##### The data

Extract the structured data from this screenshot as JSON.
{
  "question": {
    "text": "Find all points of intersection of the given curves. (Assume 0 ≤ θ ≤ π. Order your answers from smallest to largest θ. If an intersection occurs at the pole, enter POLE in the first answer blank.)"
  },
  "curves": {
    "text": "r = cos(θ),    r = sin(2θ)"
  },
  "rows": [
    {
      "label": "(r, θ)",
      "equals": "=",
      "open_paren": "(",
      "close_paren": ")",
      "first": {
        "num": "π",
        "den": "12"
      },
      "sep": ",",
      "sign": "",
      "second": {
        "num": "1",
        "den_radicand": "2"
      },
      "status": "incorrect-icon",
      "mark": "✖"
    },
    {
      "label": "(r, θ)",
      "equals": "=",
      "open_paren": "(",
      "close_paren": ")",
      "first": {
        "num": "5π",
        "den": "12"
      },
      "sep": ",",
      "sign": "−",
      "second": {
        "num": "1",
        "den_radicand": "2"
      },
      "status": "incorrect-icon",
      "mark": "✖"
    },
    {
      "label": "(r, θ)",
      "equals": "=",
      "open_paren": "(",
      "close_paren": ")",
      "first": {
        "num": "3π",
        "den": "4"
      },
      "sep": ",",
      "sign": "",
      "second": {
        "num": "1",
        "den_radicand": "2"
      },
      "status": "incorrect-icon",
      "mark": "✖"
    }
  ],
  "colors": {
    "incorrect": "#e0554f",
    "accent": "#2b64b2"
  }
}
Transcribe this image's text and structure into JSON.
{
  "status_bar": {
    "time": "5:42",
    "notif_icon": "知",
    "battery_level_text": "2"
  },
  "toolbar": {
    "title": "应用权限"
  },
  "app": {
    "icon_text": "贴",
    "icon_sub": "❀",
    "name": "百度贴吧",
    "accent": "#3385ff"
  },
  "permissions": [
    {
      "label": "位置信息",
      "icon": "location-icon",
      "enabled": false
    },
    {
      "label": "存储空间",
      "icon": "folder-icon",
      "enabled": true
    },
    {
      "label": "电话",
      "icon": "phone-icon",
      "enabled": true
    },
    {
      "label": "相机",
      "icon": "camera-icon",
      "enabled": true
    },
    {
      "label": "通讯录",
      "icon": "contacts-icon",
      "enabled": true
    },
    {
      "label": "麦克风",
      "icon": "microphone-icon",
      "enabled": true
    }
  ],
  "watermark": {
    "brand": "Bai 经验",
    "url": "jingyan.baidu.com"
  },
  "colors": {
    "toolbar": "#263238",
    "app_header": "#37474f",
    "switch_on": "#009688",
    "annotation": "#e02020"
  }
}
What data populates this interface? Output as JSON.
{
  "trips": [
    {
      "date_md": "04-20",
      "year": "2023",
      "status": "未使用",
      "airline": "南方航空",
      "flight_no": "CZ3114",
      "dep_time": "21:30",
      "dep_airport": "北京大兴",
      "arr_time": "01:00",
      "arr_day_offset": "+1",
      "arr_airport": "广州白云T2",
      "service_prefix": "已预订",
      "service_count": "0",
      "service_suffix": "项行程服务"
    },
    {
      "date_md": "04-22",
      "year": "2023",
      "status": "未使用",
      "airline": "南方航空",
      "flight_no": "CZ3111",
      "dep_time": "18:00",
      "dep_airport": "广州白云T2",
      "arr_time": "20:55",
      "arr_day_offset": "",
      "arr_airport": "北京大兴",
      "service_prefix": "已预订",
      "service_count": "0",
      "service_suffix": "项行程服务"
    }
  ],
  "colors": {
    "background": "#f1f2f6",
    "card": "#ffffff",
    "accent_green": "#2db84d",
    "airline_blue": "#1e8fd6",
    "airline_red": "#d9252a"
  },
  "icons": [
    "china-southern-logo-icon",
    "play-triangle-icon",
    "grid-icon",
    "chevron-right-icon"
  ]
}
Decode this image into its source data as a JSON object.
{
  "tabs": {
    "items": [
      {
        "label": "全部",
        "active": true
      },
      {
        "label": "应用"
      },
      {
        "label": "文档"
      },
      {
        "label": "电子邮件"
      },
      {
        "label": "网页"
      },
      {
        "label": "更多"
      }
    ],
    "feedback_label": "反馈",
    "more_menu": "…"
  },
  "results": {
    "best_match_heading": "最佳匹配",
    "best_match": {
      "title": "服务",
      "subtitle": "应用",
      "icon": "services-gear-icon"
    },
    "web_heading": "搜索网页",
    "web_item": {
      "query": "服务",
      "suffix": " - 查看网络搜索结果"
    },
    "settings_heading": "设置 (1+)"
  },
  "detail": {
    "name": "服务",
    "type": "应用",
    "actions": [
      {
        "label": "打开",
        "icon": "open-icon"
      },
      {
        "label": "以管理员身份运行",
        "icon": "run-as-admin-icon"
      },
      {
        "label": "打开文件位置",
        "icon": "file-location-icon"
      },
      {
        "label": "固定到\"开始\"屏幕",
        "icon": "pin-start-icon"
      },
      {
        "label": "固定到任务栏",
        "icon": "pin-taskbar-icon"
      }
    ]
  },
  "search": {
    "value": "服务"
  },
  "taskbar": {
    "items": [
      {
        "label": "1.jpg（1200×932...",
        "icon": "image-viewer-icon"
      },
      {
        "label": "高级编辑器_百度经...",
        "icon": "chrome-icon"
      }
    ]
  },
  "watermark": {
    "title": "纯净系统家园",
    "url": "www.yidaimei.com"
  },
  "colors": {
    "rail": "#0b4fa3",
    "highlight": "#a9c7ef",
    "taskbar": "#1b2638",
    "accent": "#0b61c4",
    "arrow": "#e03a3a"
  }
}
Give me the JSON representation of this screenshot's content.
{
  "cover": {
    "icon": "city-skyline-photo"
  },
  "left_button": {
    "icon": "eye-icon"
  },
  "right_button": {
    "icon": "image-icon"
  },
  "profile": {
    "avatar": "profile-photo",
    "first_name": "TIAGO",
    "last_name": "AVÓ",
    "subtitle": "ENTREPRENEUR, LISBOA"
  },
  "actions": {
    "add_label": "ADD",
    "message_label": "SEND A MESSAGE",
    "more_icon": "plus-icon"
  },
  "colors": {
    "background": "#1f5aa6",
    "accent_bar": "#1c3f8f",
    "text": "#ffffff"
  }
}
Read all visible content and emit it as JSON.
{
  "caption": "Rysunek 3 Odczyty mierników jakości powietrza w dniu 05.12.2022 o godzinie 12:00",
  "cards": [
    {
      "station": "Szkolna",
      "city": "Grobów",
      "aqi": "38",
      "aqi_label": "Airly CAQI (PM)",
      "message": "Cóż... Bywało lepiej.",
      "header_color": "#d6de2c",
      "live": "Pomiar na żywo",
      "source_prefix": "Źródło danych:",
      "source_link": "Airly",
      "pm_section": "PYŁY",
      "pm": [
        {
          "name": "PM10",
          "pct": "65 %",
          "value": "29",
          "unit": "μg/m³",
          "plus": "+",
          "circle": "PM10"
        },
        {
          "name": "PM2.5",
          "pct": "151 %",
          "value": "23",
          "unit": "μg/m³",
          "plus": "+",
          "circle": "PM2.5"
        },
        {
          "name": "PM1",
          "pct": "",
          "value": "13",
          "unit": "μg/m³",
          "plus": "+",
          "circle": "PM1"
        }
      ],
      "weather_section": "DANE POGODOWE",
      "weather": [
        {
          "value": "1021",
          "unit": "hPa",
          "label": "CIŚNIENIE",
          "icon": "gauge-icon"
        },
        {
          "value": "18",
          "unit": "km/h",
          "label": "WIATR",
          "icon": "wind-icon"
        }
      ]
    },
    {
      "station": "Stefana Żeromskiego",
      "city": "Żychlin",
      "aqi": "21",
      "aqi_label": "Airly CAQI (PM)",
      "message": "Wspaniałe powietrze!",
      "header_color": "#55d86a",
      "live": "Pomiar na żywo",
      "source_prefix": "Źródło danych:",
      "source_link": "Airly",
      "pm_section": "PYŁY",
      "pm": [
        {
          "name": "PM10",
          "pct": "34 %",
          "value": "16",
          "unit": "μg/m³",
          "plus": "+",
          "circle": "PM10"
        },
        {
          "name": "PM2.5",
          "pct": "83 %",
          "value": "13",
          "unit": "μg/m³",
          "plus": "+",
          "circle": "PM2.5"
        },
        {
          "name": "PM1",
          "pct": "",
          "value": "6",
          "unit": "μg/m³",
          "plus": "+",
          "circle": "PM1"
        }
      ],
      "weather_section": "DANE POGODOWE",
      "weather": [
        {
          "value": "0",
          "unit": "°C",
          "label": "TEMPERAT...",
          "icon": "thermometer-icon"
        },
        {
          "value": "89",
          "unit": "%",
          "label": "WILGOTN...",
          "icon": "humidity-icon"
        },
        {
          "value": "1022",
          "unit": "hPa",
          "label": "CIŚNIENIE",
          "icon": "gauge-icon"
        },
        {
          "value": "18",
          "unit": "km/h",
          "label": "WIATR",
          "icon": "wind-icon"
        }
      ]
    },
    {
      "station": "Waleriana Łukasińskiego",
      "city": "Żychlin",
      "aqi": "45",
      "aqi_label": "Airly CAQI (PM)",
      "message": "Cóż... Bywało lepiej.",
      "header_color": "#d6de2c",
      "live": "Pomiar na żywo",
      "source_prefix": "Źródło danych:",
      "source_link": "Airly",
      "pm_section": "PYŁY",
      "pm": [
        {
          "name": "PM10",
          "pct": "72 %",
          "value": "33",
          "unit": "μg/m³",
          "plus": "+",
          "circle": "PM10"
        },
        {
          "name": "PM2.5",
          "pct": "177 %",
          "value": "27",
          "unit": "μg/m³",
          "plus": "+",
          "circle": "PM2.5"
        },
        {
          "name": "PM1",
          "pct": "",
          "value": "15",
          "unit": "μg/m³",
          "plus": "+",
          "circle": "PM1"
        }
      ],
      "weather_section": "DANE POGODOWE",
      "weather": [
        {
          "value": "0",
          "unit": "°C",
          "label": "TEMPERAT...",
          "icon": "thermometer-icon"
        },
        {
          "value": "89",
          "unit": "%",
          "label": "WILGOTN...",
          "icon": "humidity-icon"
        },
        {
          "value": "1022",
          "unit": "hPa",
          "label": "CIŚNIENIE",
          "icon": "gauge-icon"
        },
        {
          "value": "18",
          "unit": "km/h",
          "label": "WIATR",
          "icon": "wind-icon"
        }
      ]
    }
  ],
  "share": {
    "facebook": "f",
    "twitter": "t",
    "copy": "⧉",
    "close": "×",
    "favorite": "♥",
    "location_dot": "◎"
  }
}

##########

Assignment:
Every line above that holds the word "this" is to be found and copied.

Result:
Extract the structured data from this screenshot as JSON.
Transcribe this image's text and structure into JSON.
What data populates this interface? Output as JSON.
Decode this image into its source data as a JSON object.
Give me the JSON representation of this screenshot's content.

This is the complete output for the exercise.